There is a literary usage of “container” but it is a) quite obscure and technical and b) there seems to be some disagreement about whether it means a narrative structure or framing device or refers to the publication format: an anthology of poetry, a collection of short stories, The Beano Bumper Book of Fun, or whatever.
So let’s not risk that literary quagmire and look at a particular sort of narrative container, Chinese boxes. Chinese boxes are sets of boxes that fit inside each other, as do Russian dolls (matryoshka).
In literature the term Chinese box refers to stories within stories. Most often it is a narrative effect when a first person narrator says: “I met so and so, who said to me, ‘I met whatshisname, who said to me, ‘I just ran into thingummy…’ and so on.
A notable example of this (possibly the first) is in Plato’s Symposium. The story of Agathon’s famous symposium (a drinking and talking party) is recounted to a friend by Apollodorus, who was not present but who has heard the story from Aristodemus. Attendees discourse on Love until Socrates takes his turn and tells the party what the oracle Diotima taught him. All speak in the first person so you have Diotima’s words recounted by Socrates, whose story is being told by Aristodemus, whose account is being relayed by Apollodorus.
A slightly different usage is that in Mary Shelly’s Frankenstein where there are also several first person narratives nested. Walton writes a letter to his sister and in it he recounts Victor Frankenstein’s story (in the first person) within which is the monster’s account of his life (also told in the first person) as the monster’s story includes the words of Mr De Lacey you could argue that the narrative goes four boxes deep.
I am currently reading William Langland’s Piers Ploughman (c 1370-90). I don’t recommend it unless you have a taste for tediously repetitive and pious allegory. But I am persisting because the long narrative (it is about 250 pages) is studded with very occasional interesting facts. The next time someone tells you that the expression “dead as a doornail” was coined by Shakespeare* you can reply, no it wasn’t because it appears in Piers over 100 years earlier. Which is obviously very important. It also contains the first known written reference to Robin Hood.

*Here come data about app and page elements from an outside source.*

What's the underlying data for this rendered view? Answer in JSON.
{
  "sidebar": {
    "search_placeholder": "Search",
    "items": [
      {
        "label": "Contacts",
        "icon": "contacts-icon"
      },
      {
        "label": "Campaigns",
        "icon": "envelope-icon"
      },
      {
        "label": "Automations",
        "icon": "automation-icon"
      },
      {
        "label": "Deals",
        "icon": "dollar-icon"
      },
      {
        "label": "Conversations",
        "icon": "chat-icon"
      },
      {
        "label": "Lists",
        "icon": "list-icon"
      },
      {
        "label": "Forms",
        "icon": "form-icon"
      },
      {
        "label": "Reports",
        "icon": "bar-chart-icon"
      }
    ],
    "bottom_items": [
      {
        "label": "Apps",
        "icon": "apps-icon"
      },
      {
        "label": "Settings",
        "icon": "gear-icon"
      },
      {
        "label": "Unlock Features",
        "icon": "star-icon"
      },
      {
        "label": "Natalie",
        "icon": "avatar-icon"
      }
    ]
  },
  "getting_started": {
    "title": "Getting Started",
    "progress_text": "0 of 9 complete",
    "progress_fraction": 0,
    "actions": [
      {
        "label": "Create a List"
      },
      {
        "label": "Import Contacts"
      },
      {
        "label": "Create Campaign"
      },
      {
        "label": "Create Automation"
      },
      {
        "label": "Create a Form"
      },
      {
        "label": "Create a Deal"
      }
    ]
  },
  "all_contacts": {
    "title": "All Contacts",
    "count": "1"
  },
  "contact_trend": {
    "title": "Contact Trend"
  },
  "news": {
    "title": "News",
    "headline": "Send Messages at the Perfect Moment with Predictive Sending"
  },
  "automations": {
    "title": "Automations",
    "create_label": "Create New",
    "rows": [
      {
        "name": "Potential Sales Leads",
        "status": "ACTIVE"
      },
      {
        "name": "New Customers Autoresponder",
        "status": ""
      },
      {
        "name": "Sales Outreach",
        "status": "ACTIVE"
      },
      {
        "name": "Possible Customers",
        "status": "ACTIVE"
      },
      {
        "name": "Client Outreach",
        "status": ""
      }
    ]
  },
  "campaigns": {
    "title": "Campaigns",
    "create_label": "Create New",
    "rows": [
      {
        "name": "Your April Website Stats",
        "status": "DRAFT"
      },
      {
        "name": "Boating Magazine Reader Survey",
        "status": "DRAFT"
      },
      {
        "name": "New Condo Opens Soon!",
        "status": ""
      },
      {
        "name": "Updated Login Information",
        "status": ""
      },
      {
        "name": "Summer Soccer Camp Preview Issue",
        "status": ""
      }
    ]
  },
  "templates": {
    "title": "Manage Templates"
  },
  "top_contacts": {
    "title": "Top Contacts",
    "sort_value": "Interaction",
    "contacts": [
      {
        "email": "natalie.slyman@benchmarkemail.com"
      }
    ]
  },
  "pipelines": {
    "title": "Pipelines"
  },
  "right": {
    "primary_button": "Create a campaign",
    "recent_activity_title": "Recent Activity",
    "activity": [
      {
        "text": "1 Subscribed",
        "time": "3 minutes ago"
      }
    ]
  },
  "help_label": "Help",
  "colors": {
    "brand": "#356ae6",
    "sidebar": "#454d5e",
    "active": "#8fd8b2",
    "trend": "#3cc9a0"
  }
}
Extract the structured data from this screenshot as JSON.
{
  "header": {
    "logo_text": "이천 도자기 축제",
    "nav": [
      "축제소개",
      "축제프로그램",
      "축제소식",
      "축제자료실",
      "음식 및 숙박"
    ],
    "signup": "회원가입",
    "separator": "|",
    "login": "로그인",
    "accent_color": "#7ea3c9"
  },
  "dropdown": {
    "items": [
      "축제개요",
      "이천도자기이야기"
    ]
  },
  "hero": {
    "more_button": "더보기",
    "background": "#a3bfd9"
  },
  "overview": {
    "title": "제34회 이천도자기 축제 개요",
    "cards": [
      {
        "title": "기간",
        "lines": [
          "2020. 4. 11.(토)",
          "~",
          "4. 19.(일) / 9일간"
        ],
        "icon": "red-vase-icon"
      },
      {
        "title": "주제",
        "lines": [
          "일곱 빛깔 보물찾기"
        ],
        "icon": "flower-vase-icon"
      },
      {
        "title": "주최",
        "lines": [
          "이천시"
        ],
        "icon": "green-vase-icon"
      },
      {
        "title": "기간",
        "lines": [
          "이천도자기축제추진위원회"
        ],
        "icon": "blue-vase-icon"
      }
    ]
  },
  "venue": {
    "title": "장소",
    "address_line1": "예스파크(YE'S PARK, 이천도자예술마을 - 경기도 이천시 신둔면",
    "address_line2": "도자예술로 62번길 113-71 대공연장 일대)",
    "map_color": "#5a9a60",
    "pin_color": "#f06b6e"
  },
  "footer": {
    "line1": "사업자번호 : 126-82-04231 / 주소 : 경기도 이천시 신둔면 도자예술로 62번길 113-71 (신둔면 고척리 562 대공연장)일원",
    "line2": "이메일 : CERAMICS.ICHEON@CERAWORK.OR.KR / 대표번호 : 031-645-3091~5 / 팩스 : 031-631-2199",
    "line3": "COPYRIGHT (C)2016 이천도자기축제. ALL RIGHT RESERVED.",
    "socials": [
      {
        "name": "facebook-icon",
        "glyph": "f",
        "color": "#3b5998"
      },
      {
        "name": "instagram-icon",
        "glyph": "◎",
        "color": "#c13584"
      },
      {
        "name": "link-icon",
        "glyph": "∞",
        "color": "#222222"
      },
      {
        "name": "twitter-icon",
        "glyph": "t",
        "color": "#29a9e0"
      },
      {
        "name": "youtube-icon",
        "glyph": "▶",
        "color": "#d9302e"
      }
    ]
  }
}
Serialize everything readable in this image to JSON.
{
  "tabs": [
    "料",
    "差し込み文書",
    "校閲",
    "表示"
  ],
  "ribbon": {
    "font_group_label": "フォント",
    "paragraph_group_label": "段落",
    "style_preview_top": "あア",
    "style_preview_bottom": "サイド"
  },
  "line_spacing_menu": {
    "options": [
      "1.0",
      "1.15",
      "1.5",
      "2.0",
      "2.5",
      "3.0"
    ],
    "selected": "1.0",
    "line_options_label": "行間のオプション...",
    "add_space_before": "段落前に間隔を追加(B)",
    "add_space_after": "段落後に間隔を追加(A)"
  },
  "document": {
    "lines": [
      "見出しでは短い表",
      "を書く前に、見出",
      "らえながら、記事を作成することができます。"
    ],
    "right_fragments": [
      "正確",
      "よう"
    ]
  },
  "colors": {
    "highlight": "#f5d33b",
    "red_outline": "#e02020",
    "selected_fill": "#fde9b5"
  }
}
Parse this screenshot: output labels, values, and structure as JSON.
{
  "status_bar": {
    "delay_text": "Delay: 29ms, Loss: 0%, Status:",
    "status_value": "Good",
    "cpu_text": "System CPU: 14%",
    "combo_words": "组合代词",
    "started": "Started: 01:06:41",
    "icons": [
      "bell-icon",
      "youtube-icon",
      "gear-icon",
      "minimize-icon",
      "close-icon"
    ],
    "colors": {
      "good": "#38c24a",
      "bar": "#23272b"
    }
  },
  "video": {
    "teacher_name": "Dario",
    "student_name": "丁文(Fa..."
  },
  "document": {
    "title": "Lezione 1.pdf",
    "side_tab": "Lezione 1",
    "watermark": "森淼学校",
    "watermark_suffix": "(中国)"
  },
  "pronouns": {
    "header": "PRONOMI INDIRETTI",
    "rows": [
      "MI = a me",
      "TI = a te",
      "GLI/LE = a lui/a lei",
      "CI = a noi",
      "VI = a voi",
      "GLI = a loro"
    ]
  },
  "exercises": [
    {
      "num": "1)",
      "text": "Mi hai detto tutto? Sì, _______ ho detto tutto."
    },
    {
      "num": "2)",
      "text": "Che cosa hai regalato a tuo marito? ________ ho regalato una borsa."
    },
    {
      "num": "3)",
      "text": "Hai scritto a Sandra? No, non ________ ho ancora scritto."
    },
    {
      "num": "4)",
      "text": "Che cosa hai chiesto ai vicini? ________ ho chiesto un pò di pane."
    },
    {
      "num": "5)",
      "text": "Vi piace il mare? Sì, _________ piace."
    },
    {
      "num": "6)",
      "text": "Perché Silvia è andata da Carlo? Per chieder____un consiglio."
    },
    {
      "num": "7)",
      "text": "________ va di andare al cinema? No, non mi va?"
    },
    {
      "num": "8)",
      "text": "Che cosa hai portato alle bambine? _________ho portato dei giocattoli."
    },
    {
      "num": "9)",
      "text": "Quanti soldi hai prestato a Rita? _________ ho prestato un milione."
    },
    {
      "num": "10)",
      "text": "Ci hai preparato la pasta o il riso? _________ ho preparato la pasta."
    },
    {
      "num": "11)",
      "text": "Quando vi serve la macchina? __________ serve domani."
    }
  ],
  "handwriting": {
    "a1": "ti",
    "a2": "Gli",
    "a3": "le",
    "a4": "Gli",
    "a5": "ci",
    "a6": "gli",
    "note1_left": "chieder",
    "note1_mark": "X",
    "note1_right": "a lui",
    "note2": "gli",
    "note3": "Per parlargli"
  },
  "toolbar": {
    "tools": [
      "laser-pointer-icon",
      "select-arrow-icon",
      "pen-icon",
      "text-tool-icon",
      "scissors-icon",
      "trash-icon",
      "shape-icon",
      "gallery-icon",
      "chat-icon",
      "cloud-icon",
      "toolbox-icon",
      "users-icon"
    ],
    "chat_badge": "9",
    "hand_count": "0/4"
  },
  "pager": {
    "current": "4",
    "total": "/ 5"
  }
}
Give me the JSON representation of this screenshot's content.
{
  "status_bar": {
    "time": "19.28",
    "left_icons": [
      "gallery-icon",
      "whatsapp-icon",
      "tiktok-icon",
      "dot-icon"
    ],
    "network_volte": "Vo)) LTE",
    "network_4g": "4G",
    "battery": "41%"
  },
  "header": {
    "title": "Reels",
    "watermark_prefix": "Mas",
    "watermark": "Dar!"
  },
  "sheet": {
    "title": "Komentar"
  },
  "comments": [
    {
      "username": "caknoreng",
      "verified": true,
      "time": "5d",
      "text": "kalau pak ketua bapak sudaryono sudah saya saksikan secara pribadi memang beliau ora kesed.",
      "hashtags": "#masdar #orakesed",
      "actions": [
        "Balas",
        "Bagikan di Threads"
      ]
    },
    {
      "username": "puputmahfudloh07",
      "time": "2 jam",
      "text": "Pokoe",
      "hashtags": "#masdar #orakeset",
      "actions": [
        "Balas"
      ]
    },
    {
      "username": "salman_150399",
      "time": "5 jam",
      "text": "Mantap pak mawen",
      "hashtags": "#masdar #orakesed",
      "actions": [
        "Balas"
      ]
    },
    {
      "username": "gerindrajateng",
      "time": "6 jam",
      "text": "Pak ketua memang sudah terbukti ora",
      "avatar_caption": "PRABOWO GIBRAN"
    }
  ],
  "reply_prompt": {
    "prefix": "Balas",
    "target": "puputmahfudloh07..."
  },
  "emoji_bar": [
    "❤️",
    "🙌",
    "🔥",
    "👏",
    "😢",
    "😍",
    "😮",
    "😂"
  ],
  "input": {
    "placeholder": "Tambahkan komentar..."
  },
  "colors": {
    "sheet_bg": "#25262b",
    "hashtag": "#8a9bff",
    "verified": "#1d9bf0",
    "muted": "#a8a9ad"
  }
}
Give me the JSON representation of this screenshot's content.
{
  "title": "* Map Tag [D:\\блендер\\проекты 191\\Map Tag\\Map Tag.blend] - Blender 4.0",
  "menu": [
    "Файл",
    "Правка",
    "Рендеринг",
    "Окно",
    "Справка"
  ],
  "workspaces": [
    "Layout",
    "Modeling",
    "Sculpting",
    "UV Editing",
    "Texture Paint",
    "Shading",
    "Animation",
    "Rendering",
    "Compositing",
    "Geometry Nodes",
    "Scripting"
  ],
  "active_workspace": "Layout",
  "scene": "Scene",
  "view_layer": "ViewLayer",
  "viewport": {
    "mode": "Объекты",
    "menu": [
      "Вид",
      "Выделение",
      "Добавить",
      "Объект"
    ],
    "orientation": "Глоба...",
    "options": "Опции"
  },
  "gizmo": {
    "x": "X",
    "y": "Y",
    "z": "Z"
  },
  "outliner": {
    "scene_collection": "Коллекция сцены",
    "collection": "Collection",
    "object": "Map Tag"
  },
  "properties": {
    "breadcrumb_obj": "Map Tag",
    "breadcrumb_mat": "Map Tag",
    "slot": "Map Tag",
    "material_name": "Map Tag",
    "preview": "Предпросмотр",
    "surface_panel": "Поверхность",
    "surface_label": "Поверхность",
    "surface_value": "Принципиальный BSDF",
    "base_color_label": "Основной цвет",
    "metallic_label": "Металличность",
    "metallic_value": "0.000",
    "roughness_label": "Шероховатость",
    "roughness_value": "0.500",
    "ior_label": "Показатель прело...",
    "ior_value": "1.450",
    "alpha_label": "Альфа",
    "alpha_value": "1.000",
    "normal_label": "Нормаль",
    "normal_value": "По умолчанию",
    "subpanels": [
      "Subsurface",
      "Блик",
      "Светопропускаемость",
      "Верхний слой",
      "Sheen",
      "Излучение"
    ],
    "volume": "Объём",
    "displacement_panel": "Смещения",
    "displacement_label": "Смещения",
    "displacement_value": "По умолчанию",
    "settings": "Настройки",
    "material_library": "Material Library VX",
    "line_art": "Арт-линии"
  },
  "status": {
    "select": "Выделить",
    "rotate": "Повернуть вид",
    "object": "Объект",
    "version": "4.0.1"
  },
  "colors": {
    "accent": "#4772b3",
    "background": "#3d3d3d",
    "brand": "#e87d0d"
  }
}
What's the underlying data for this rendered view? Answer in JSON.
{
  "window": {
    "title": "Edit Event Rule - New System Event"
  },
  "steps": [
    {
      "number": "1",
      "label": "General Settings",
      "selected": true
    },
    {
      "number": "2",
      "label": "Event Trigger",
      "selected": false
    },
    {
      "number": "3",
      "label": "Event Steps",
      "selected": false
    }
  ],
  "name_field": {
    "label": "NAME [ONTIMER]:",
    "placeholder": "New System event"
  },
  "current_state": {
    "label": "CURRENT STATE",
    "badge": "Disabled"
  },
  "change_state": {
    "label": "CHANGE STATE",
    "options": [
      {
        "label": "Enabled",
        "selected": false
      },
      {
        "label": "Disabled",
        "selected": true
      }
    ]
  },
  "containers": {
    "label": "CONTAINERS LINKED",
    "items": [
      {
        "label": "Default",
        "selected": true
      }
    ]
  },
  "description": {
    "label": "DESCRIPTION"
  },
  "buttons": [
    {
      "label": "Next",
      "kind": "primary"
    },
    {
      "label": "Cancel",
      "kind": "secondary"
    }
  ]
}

And it is a Chinese box of a peculiar kind; a dream within a dream. The narrator “Long Will” has a tendency to fall asleep and recount his dreams. But in Passus 11 (the chapters are called passuses, which apparently means, “steps,”) he falls asleep and dreams, when he is already asleep and dreaming.
My guess is that Langland got so bored with his own story that he forgot that Will was already asleep and dreaming. I also wonder if Plato and Shelley nested their narration through so many voices by accident rather than intent. I know, sacrilege to two, or possibly three different sets of people with perhaps a bit of ven diagram overlap. And you will find no end of literary criticism online expounding on why they used such sophisticated narrative techniques. But… Plato was a philosopher rather than a virtuoso storyteller and Mary Shelley was a teenager writing her first substantial work and hanging about with poets rather than novelists.
And it doesn’t really matter anyway. What makes Frankenstein great is its imaginative power rather than a narrative complexity that I am willing to bet few of its readers even notice – and what makes The Symposium great is Socrates talking about how the oracle Diotima taught him about love (and Aristophanes’ account of how we were originally two headed, eight limbed creatures who were cut into two by Zeus and doomed to spend our lives searching for our “split aparts.”)
The Chinese boxes are really incidental. They don’t make Socrates more clever or Frankenstein any more terrifying, and the dream within a dream entirely fails to make pious old Piers Ploughman any more fun.
Prompt: Lots of scope here. You could write about a real container, a box of old letters, perhaps, or a treasure chest, even a vessel as a ship. Or you might prefer to think about an idea within an idea, a dream within a dream like Piers Ploughman, or tell a story that someone told you in the first person.
*Shakespeare was, of course, no stranger to Chinese boxes – take the play within a play performed by the rude mechanicals in Midsummer Night’s Dream.